* [Requirement] Please give every entry again, exactly as it reads.

* [Supplied entries]
=== Begin Enclosure ===

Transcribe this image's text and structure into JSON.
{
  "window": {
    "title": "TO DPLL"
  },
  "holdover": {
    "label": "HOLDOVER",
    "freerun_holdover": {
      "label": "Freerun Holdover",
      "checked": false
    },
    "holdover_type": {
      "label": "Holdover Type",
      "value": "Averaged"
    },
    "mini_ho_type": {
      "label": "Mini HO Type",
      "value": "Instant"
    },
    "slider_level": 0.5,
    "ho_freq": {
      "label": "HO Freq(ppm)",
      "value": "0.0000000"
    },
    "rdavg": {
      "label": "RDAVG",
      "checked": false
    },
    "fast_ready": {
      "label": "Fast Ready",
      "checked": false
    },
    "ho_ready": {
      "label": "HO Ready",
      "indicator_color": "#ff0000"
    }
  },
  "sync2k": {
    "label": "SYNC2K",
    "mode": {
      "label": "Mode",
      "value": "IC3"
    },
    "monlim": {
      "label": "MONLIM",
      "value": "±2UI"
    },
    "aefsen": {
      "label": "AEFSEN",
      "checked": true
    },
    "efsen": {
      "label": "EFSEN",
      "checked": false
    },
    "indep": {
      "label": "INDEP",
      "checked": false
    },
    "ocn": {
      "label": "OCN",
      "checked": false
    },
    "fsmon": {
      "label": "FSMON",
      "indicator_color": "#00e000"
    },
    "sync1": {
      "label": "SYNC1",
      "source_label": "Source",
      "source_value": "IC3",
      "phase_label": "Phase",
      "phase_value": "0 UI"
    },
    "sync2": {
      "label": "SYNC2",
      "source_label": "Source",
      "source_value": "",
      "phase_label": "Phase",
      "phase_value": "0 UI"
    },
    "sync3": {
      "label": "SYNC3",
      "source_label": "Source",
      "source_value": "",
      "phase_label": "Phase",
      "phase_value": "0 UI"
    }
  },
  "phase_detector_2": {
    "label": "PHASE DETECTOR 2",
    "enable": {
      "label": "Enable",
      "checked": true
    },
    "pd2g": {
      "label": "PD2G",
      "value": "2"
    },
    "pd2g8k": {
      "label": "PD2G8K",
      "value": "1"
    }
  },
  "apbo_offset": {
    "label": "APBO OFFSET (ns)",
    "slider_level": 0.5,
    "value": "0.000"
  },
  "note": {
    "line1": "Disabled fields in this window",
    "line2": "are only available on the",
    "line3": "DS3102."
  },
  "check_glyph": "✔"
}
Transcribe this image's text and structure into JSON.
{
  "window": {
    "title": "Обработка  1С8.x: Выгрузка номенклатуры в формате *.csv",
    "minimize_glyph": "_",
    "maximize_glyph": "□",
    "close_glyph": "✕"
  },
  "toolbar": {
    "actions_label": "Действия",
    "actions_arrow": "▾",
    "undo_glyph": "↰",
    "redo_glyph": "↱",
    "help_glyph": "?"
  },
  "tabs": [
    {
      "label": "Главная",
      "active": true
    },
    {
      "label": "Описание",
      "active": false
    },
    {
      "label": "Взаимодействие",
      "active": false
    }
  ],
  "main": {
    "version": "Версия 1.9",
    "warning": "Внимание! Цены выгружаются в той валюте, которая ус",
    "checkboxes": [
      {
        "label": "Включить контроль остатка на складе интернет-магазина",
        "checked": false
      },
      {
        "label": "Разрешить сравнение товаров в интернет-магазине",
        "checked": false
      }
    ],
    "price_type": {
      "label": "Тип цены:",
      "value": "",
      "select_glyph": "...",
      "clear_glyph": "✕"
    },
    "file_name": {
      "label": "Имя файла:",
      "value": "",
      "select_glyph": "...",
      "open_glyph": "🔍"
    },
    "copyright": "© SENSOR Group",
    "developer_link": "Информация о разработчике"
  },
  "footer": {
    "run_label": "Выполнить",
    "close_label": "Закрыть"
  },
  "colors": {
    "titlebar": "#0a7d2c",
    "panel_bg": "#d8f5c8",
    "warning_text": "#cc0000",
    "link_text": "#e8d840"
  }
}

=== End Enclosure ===

* [Task response]
Transcribe this image's text and structure into JSON.
{
  "window": {
    "title": "TO DPLL"
  },
  "holdover": {
    "label": "HOLDOVER",
    "freerun_holdover": {
      "label": "Freerun Holdover",
      "checked": false
    },
    "holdover_type": {
      "label": "Holdover Type",
      "value": "Averaged"
    },
    "mini_ho_type": {
      "label": "Mini HO Type",
      "value": "Instant"
    },
    "slider_level": 0.5,
    "ho_freq": {
      "label": "HO Freq(ppm)",
      "value": "0.0000000"
    },
    "rdavg": {
      "label": "RDAVG",
      "checked": false
    },
    "fast_ready": {
      "label": "Fast Ready",
      "checked": false
    },
    "ho_ready": {
      "label": "HO Ready",
      "indicator_color": "#ff0000"
    }
  },
  "sync2k": {
    "label": "SYNC2K",
    "mode": {
      "label": "Mode",
      "value": "IC3"
    },
    "monlim": {
      "label": "MONLIM",
      "value": "±2UI"
    },
    "aefsen": {
      "label": "AEFSEN",
      "checked": true
    },
    "efsen": {
      "label": "EFSEN",
      "checked": false
    },
    "indep": {
      "label": "INDEP",
      "checked": false
    },
    "ocn": {
      "label": "OCN",
      "checked": false
    },
    "fsmon": {
      "label": "FSMON",
      "indicator_color": "#00e000"
    },
    "sync1": {
      "label": "SYNC1",
      "source_label": "Source",
      "source_value": "IC3",
      "phase_label": "Phase",
      "phase_value": "0 UI"
    },
    "sync2": {
      "label": "SYNC2",
      "source_label": "Source",
      "source_value": "",
      "phase_label": "Phase",
      "phase_value": "0 UI"
    },
    "sync3": {
      "label": "SYNC3",
      "source_label": "Source",
      "source_value": "",
      "phase_label": "Phase",
      "phase_value": "0 UI"
    }
  },
  "phase_detector_2": {
    "label": "PHASE DETECTOR 2",
    "enable": {
      "label": "Enable",
      "checked": true
    },
    "pd2g": {
      "label": "PD2G",
      "value": "2"
    },
    "pd2g8k": {
      "label": "PD2G8K",
      "value": "1"
    }
  },
  "apbo_offset": {
    "label": "APBO OFFSET (ns)",
    "slider_level": 0.5,
    "value": "0.000"
  },
  "note": {
    "line1": "Disabled fields in this window",
    "line2": "are only available on the",
    "line3": "DS3102."
  },
  "check_glyph": "✔"
}
Transcribe this image's text and structure into JSON.
{
  "window": {
    "title": "Обработка  1С8.x: Выгрузка номенклатуры в формате *.csv",
    "minimize_glyph": "_",
    "maximize_glyph": "□",
    "close_glyph": "✕"
  },
  "toolbar": {
    "actions_label": "Действия",
    "actions_arrow": "▾",
    "undo_glyph": "↰",
    "redo_glyph": "↱",
    "help_glyph": "?"
  },
  "tabs": [
    {
      "label": "Главная",
      "active": true
    },
    {
      "label": "Описание",
      "active": false
    },
    {
      "label": "Взаимодействие",
      "active": false
    }
  ],
  "main": {
    "version": "Версия 1.9",
    "warning": "Внимание! Цены выгружаются в той валюте, которая ус",
    "checkboxes": [
      {
        "label": "Включить контроль остатка на складе интернет-магазина",
        "checked": false
      },
      {
        "label": "Разрешить сравнение товаров в интернет-магазине",
        "checked": false
      }
    ],
    "price_type": {
      "label": "Тип цены:",
      "value": "",
      "select_glyph": "...",
      "clear_glyph": "✕"
    },
    "file_name": {
      "label": "Имя файла:",
      "value": "",
      "select_glyph": "...",
      "open_glyph": "🔍"
    },
    "copyright": "© SENSOR Group",
    "developer_link": "Информация о разработчике"
  },
  "footer": {
    "run_label": "Выполнить",
    "close_label": "Закрыть"
  },
  "colors": {
    "titlebar": "#0a7d2c",
    "panel_bg": "#d8f5c8",
    "warning_text": "#cc0000",
    "link_text": "#e8d840"
  }
}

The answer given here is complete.